No runway rebuild before August
REBUILDING the Bauerfield International runway will not begin before August at the earliest, business leaders said this week.
They said it was unlikely that the runway would be completed before the last quarter of 2018.
An aviation expert said the tenderer, China Civil Engineering and Construction (CCECC) and its joint venture company Northwest Civil Airport Construction Group (NCACG), are working very hard to get the work commenced.
“The problem at present is that they have not appointed a company of quality engineers needed to assess the base materials needed in runway construction,” he said.
“This not like building a road – the quality of the materials must be far superior and it needs to be tested to ensure the quality is up to the required standards.
“This is not a major problem at this stage, but a few cracks have appeared in the planning.”.
THe said the aggregate can only come from Fiji, Noumea, Australia or Papua New Guinea. Because of distance and cost, Fiji and Noumea are the likely candidates, but no decision has yet been made
Vanuatu Project Management Unit Public Relations Officer, Kiery Manassah, denied this and said up to 78,000 cubic tonnes of aggregate will come in from Fiji for the works.
“There won’t be any difficulties bringing these in through Mele Bay as reported recently,” he said.
But he agreed that there will have to be pylons driven into the water’s edge at Mele Bay to secure the barge and then pylons will have to placed across the sand and a conveyor belt built from the water to the road to load the trucks.
“As much of the works that are already happening around the main town areas, like the Phase 1 works under the Port Vila Urban Development Project (PVUDP), moving aggregates from Mele Bay and through the northern end of the town should not pose any major hassles.
“Other materials will be sourced locally and overseas.
“Besides, a lot of this stuff will be happening at night so there should not be any issues with traffic.”
Mr Manassah said the CCECC company has three months to mobilise from the time of the signing of the contract.
“The actual work will maybe start in August and what they are doing now is sending out orders for the materials and equipment to China or some in Asia because they have companies there,” he said.
“So these things are on their way and at the same time they are looking for the places available for the materials to be put on.

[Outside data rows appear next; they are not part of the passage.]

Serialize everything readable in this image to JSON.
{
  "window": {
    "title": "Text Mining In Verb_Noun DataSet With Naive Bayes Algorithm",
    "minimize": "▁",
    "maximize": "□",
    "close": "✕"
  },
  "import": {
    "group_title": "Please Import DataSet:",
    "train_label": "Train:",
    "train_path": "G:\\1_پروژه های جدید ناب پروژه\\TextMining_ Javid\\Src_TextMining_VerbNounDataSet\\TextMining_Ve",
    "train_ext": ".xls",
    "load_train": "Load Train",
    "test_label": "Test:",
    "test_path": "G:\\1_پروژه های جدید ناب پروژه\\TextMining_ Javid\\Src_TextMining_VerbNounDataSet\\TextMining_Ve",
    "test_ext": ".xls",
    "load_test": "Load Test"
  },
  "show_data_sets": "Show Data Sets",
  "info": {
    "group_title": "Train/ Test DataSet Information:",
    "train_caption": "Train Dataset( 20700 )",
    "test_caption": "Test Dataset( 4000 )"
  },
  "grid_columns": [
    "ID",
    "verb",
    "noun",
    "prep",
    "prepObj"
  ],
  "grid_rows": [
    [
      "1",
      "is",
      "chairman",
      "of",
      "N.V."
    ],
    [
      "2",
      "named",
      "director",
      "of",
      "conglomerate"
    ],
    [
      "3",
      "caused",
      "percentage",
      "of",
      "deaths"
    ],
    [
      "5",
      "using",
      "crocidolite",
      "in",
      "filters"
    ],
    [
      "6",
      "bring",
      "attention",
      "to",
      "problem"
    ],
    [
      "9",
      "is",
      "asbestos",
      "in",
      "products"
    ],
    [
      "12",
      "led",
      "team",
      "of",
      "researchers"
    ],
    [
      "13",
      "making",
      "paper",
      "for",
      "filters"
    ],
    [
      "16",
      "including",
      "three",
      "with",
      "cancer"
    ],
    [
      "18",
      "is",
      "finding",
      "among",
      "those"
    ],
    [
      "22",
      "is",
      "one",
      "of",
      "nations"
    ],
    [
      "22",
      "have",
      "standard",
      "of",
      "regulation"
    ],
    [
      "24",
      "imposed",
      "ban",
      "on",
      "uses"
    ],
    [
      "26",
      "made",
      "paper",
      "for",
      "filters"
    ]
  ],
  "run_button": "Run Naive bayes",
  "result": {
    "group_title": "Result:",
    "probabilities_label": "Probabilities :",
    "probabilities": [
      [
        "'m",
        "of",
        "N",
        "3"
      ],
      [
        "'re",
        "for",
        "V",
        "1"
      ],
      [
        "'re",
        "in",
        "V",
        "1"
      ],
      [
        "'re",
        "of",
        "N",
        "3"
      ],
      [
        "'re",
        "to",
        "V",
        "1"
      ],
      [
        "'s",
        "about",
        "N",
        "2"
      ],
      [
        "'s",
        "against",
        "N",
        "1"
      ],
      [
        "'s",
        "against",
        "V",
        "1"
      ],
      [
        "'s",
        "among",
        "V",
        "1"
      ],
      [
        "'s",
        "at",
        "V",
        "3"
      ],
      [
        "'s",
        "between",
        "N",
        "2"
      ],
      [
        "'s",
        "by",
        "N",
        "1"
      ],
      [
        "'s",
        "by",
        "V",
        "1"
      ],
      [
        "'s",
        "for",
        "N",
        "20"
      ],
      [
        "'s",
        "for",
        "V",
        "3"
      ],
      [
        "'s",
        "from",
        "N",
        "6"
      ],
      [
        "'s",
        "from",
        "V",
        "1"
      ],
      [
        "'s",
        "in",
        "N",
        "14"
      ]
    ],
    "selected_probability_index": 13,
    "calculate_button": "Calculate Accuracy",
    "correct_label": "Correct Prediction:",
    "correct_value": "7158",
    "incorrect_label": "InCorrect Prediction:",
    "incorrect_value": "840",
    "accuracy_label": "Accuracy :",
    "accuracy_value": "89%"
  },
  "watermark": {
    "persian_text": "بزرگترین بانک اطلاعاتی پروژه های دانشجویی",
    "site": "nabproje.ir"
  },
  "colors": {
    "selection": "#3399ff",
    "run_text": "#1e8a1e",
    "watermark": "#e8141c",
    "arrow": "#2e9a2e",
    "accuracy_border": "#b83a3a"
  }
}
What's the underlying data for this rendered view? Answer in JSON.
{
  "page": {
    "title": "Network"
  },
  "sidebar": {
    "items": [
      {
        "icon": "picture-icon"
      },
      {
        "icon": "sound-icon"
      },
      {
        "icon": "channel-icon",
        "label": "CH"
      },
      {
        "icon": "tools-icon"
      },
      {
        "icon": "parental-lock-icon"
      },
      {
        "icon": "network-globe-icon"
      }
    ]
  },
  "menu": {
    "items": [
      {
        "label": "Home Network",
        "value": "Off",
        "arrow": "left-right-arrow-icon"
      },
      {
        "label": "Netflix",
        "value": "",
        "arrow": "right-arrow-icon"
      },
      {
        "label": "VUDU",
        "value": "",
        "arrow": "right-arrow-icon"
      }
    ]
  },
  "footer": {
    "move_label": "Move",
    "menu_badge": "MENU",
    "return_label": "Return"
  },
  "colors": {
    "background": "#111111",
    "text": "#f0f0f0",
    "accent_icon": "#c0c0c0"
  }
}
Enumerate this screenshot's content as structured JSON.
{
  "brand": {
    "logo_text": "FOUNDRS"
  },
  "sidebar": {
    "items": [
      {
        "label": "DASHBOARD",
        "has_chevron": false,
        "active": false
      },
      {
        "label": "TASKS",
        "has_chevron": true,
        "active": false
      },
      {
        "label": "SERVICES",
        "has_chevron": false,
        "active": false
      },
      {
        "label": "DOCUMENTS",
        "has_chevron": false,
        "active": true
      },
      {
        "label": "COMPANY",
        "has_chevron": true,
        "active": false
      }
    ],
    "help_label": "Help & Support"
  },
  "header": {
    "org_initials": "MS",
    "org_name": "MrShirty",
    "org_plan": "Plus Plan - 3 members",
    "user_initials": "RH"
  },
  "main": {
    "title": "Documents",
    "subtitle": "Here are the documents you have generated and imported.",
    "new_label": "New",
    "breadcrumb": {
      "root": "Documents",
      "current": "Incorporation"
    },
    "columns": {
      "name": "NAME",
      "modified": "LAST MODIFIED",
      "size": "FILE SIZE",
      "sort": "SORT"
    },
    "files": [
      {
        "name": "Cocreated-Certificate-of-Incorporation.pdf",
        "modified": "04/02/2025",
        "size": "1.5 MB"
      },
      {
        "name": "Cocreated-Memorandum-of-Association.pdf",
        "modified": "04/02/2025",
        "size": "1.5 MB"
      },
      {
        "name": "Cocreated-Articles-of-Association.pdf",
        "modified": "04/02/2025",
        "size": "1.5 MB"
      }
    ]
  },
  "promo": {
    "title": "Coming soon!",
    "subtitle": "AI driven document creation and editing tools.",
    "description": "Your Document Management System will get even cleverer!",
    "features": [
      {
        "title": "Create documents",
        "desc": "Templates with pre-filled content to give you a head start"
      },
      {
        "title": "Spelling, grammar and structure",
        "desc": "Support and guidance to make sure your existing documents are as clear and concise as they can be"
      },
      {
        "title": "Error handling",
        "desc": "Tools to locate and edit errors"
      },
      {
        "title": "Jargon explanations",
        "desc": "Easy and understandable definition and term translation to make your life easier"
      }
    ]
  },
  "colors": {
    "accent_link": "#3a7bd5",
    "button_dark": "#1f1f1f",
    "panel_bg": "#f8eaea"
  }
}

“They also have to negotiate with land owners or lease holders for them to have a camping site to live while working.”
He said the CCECC and NCAACG have to come up with traffic management plans and submit those to supervising engineers for approval before they can begin the transport work.
“Other quarry materials for the sub-base and base will be sourced locally while materials not readily available locally will be imported from China,” he said.
Mr Manassah confirmed eight companies bid for the airport works which come in two separate lots.
Lot 1 is for Bauerfield airport rehabilitation, which forms the major bulk of the works while Lot 2 deals with Pekoa airport in Santo and Whitegrass airport in Tanna.
The contract period for the Bauerfield airport is 340 days which while Lot 2 works period is 240 days and 730 days defects notification period.
“The rehabilitation works might take only three months to complete but because the contractor has to work in an operational airport they will need to work closely with AVL, Air Vanuatu and other key stakeholders to identify ‘operational windows’ so that the airport continues to operate normally.
“730 days is the defects period and is like the warranty of an item in a shop.
“Should there be any damage within that period the contractor must fix that,” said Mr Manassah.
“The total money for the Vanuatu Aviation Investment Project is USD$59.8 million.”
Mr Manassah said part of the money will be used to purchase and install new navigational aids at Bauerfield, Whitegrass and Pekoa, re tenders and safety equipment, an Aviation Sector Strategy Plan, an Airport Master Plan and AVL training needs assessment, training, technical assistance.
“The biggest part of the money will go towards Bauerfield rehabilitation,” he said.